If you want to strike up a conversation with a kindergartener just ask, “What do you want to be when you grow up?” Most 5 and 6-year-olds will slip their imaginations into high gear and lead you on a fascinating journey into the future.
Kindergarten is that wonderful time before children have to come to grips with reality or, worse yet, before they are pigeon-holed by well-meaning adults who remind them that their goals are unrealistic.
Kindergarteners, for instance, can usually list three or four things they would like to be or do when they grow up. Fifteen years later as college students they may have difficulty defining their career goals.
Can you remember what you, as a 5-year-old, wanted to be when you grew up? I’m not sure that I can.
I do recall playing school with my younger brothers; maybe I wanted to be a teacher. Early on I learned one of the many pitfalls of being an educator. I made a worksheet for my “student,” labeling it as such and hanging it on a wall. Unfortunately, I spelled “worksheet” with an “i” instead of “ee.”
Mom discovered that worksheet on the living room wall and reminded me how to spell worksheet. Funny thing – I remember her smiling when she ordered me to take down the worksheet.
At about age eight, I recall, I wanted to be a minister. I made my little brothers sit on chairs in the living room and used one of Mom’s plant stands as a pulpit. I read from the Bible and preached a brief sermon.
I don’t recall the subject of my homilies. I suspect they dealt with the major moral concerns of the day such as the evil of teasing one’s oldest brother, the joy of sharing toys with one’s oldest brother or the virtue of respect for one’s oldest brother.
A few years passed with no eye toward the future; life was a whirlwind of baseball, bicycles and beating on little brothers. When I was about 11-years-old, however, I thought I would like to be a highway patrolman.
I could imagine cruising down Highway 69 in a sleek, black 1959 Dodge with a single cherry on top, a yellow IHP sticker on each of the front doors and a long whip antenna at the back of the cruiser.
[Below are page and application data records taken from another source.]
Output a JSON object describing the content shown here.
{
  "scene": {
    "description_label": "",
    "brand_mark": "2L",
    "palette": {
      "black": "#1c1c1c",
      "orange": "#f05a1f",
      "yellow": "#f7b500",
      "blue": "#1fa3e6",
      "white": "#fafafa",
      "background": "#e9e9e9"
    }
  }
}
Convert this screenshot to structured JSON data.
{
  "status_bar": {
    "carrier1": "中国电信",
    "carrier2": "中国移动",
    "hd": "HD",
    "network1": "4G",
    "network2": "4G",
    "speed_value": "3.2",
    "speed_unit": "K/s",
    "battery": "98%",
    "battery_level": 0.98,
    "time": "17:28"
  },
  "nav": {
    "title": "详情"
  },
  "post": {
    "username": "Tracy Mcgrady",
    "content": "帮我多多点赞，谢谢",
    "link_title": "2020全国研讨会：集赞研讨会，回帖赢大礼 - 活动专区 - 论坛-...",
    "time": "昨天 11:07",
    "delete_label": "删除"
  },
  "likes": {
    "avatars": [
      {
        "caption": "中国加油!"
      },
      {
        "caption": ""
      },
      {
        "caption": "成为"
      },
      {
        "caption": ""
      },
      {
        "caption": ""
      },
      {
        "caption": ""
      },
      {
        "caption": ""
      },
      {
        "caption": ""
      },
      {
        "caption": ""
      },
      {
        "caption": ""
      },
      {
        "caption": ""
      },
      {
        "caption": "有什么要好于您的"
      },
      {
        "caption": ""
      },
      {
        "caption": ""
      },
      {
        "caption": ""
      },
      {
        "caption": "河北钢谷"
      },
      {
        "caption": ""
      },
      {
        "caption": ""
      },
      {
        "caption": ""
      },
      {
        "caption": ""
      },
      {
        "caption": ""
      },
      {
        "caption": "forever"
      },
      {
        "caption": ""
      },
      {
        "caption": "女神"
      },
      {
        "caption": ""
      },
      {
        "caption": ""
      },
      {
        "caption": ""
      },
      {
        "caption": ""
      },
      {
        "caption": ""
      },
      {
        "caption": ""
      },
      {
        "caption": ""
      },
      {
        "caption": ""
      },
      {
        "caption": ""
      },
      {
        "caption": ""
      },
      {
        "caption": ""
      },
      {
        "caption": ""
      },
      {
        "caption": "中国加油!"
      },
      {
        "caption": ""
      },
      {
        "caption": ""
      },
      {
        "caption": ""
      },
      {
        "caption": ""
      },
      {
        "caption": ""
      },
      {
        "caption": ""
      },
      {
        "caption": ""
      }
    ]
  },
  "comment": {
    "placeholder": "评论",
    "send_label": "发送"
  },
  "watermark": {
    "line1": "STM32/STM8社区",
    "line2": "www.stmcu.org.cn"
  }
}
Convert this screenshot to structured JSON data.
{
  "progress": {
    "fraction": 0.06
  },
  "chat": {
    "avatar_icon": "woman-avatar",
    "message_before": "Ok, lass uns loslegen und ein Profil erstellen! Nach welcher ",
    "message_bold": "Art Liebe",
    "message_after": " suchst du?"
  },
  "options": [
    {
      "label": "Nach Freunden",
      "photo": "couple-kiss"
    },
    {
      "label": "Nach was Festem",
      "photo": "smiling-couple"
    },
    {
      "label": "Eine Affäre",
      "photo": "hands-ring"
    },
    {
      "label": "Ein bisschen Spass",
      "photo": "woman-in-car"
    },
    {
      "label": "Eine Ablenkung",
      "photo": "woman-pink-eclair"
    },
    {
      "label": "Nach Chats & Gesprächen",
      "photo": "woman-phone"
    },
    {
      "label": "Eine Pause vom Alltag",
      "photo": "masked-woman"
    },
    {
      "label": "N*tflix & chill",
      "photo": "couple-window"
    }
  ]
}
With a pistol on my hip and a shiny badge on my chest I would return our highways to the peaceful, law-abiding citizens of our state, sending violators to the state pen for life.
An Iowa State Highway patrolman and his family lived up the street from us. One summer afternoon I rode my bike past his house and down our street at breakneck speed. As I rolled into our front yard, the highway patrolman’s son ran into my path. Other than grass stains and bruises neither of us was badly injured but I knew my plans for serving on the state highway patrol were ended. In fact, I worried for weeks that a highway patrolman could send a speeding bicyclist to the pen or at least to reform school.
A sixth grade teacher helped me understand that writing could be fun and little-by-little I began leaning toward a career that would involve a typewriter (Word processors hadn’t been invented yet). An interest in broadcasting wove itself into the picture, too.
The appeal of a news career was strong enough to resist the efforts of two well-intentioned older gentlemen who cornered me in church one Sunday and encouraged me to go into the ministry. I guess I talked a lot as a teenager and they incorrectly equated quantity (and volume) of speech with quality.
In light of my failure as an 8-year-old to get my brothers to quit teasing or to share their toys I doubt my effectiveness as a minister.
Time marched on and after spending the first several years of my career in broadcasting, then the newspaper industry and finally in a fundraising career I am now happily retired. Back in the early 70s I even had an opportunity to serve on a police reserve. Along the way I’ve also had an opportunity to be a sales and ad design trainer and to teach in Sunday school and church.
Now if I could just grow up.